A while ago I wrote with unabashed excitement about being part of Velvet Morning Press‘s next great read: Legacy: an Anthology. For my story, I wanted to write about whether or not the deaths of my great-grandfather and two great-uncles in World War I left any trace on my family… specifically my dad, by losing his grandfather and uncle, and my mom, whose mother lost her favorite brother.
The great-grandfather who died, Samuel William Harwood, was the 45-year-old Chief Engineer on the SS Toro, a merchant navy ship criss-crossing the Atlantic until it was torpedoed. The crew were left on the casing of the U-boat to drown when it submerged. Samuel William died on his son’s 21st birthday (my grandpa Harry). He’d been torpedoed two years’ earlier, on the SS Urbino, but the crew were luckily rescued that time. His name is on a block at the Tower Bridge Memorial in London. I went and took photos for dad to see because he’s too old to get out of the house much these days.
The great-uncles both died at the age of 21 in the Somme, during the Big Pushes ordered by idiot generals, where the loss of life was staggering. Out in Picardy fields of crosses are eerie buckets of cold water to make you realize what a blood bath those Big Pushes were.
Jimmy Norwood, my maternal great-uncle, was gramma’s favorite sibling and he had already distinguished himself enough to become a corporal by the time he was blown to bits. A French farmer dug up his body in the 1950s and the dog-tags were intact but not much else.
The death of the other great-uncle, Samuel Edgar, the eldest of five boys, made the mother Ada cling to the remaining three boys (the second oldest, Frank died age 6 of scarlet fever), and kept them all near to her in Hull, Yorkshire. The three sons emigrated to Canada and the US only after Ada died in 1925.
So, when I asked my siblings, most of them reported fear of drowning. Nobody is into guns. My dad’s dad, Harry Harwood, escaped conscription being just a little too young to join WW1, but he did become a chief engineer on merchant navy ships like his dad, the late Samuel W, and spent months at sea to the extent that dad’s mum, Violet, raised her kids pretty much alone in Montreal and died early of cancer in 1949 when my dad was cycling around Europe.
But all of this didn’t make a story – or not one that I could weave – because when I went over to London to sit with my parents and chat about all of this, the conversation went thus:
Me: Any trace from their deaths, then? (slightly frustrated after asking the same question for about half an hour)
Dad: Oh, I wouldn’t say so.
(Mum goes into all that detail about the French farmer digging up his field. She’ll go from domestic tea-making to guts and gore in three seconds and 99 percent of her conversations tail off with, “Poor thing, they’re / he’s / she’s dead now.”)
Me: But, psychologically, what do you think?

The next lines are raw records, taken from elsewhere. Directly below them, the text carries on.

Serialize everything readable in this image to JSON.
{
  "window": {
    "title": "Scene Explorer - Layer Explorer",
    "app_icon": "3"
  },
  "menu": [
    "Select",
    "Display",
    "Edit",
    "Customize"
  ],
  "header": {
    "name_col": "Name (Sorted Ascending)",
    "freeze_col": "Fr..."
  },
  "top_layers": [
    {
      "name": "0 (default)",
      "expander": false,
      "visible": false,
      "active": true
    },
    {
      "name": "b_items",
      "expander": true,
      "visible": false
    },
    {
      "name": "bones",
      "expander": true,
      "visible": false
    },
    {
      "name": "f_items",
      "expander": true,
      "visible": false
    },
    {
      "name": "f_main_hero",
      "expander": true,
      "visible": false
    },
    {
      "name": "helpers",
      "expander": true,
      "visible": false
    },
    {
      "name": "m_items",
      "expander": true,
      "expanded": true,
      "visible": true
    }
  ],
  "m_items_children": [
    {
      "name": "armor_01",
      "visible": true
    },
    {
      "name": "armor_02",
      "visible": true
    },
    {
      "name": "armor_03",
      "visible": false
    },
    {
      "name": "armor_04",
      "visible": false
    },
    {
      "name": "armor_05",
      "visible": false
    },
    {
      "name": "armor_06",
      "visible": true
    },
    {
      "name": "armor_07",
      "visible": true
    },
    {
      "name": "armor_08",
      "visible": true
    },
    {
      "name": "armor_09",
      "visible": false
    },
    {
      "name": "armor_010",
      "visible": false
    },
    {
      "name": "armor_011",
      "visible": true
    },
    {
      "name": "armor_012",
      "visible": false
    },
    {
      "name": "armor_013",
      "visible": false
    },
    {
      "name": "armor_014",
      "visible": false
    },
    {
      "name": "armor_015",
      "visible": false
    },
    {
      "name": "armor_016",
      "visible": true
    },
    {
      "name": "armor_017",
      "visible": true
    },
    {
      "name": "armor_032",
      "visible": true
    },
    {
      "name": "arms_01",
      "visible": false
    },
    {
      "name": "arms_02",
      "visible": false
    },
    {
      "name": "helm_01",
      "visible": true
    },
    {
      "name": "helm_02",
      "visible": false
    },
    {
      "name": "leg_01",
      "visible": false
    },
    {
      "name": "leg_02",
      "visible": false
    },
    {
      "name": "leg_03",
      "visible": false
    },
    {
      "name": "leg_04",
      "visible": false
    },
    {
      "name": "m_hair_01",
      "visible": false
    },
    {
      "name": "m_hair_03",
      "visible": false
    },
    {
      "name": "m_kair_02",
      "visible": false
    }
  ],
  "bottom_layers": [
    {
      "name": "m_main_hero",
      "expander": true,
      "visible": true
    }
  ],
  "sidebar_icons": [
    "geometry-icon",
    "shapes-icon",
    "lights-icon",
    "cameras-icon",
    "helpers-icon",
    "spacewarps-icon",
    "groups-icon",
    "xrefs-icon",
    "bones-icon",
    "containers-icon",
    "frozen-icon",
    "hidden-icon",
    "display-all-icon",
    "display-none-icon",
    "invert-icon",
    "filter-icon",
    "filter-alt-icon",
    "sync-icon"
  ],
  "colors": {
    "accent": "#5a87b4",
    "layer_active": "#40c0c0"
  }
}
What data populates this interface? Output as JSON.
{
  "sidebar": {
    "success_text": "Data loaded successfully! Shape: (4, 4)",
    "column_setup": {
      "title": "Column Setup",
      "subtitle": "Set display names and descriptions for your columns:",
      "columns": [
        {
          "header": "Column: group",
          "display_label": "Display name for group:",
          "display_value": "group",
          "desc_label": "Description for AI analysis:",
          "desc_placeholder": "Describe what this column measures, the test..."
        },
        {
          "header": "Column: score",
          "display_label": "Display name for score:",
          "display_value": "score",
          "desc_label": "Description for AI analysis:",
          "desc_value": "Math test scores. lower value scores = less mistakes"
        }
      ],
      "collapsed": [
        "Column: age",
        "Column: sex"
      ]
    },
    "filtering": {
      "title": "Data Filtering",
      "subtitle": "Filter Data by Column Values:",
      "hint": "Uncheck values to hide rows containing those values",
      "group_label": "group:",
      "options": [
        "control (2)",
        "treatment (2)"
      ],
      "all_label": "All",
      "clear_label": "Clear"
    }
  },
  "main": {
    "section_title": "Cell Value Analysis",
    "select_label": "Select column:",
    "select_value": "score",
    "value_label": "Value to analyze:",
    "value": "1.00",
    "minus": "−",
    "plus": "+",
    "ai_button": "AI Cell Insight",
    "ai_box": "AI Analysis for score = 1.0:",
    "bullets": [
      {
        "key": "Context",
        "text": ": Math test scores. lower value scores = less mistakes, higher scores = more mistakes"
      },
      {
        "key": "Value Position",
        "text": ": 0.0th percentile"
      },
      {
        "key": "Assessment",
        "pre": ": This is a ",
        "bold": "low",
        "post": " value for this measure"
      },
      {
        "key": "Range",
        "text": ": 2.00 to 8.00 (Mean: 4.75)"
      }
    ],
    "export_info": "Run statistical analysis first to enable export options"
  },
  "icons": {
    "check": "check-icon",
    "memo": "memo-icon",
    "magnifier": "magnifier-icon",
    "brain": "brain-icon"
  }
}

Don’t you think Harry had some issues since his dad died on his birthday and then he ended up away at sea for months, Dad? Dad?
Dad slurps tea and adjusts his hearing aid.
Brother: Of course, that whole war was set up by France and English. Look up the Picot Agreement. They started the whole thing to carve up Lebanon and Syria.
Me: Wasn’t it because of the Archduke of Serbia??? Off topic, John!
Brother: No, it wasn’t. And it isn’t. History is always fabricated.
Mum: Tea, anyone?
Dad: I think I’ll have one of those Shortbread biscuits…. (struggles to his feet, shuffles forward in his walker, gets biscuit, shuffles back to chair, collapses into chair)
Me: I think I’m going to write about Taupo the Cat instead for this Legacy thing….
Everyone at once: Oh my God, yes, that cat was something else! Look at my arm! The weirdest cat I ever met. I can still hear the clawing….
Mum: But poor thing, she’s d…
Me: Don’t say it!
So that’s why I ended up writing about our cat instead of World War I.